__EXERCISE DETAILS__
Filter the entries down to the lines containing "JSON", and copy those lines.

__INFORMATION__
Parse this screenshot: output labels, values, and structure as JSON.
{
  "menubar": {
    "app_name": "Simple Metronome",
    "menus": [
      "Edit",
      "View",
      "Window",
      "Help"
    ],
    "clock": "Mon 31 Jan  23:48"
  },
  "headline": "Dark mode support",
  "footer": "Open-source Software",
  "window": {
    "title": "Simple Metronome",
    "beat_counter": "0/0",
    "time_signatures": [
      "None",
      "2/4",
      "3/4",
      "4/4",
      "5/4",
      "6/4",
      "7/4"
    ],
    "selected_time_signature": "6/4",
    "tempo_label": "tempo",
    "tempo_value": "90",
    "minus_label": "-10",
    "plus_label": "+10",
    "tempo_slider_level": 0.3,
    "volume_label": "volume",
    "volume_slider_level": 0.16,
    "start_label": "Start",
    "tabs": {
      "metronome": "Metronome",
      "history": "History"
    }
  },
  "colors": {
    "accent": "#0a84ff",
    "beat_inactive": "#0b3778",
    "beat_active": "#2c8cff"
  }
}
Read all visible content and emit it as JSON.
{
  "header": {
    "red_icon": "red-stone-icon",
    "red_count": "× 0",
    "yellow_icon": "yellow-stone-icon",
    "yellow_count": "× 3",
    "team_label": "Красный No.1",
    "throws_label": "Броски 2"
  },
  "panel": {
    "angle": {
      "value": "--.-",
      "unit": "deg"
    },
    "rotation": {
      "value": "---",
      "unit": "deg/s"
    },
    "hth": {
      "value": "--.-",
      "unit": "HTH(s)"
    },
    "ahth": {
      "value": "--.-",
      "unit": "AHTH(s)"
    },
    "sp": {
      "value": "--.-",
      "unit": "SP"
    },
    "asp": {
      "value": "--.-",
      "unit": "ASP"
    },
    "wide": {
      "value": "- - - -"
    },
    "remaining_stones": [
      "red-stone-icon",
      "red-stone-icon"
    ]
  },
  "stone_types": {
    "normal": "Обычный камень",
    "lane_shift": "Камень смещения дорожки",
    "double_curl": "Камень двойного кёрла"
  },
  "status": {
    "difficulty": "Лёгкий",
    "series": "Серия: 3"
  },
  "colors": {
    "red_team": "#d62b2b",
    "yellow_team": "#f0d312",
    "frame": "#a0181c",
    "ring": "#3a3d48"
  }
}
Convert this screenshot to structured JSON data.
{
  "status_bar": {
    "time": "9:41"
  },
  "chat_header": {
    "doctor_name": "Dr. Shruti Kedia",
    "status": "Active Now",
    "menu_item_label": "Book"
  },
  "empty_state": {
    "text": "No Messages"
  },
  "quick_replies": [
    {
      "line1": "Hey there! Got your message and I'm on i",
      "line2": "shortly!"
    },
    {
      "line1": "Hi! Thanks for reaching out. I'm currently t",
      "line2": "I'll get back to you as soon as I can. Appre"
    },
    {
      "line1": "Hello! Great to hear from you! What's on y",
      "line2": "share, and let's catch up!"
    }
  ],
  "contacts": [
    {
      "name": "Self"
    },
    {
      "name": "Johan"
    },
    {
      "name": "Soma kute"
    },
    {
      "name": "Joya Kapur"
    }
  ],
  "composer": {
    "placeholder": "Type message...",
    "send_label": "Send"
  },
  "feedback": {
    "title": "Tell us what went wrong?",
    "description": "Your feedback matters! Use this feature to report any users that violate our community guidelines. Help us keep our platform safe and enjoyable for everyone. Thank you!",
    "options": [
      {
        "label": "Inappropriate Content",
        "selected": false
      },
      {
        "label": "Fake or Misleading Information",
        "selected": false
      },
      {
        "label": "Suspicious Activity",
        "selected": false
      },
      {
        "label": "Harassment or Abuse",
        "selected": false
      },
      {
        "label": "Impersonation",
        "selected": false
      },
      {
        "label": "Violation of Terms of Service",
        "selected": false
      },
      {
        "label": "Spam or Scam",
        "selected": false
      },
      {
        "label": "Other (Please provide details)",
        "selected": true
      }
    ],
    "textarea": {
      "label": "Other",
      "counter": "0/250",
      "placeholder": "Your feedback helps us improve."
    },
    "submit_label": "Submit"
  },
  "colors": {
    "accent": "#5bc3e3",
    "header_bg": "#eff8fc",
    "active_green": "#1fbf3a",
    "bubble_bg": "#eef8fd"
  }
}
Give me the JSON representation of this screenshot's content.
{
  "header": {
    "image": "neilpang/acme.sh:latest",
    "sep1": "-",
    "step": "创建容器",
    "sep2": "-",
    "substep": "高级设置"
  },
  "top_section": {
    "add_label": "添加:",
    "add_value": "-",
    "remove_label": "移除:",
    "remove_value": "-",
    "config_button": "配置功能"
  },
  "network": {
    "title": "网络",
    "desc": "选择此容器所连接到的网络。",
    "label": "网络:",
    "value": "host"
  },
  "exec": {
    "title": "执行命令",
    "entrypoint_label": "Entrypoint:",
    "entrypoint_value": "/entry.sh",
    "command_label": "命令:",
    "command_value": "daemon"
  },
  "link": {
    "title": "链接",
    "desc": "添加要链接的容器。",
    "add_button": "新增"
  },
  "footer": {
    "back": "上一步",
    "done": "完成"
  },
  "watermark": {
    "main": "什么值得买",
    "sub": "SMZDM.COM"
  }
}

__OUTPUT FOR THIS EXERCISE__
Parse this screenshot: output labels, values, and structure as JSON.
Read all visible content and emit it as JSON.
Convert this screenshot to structured JSON data.
Give me the JSON representation of this screenshot's content.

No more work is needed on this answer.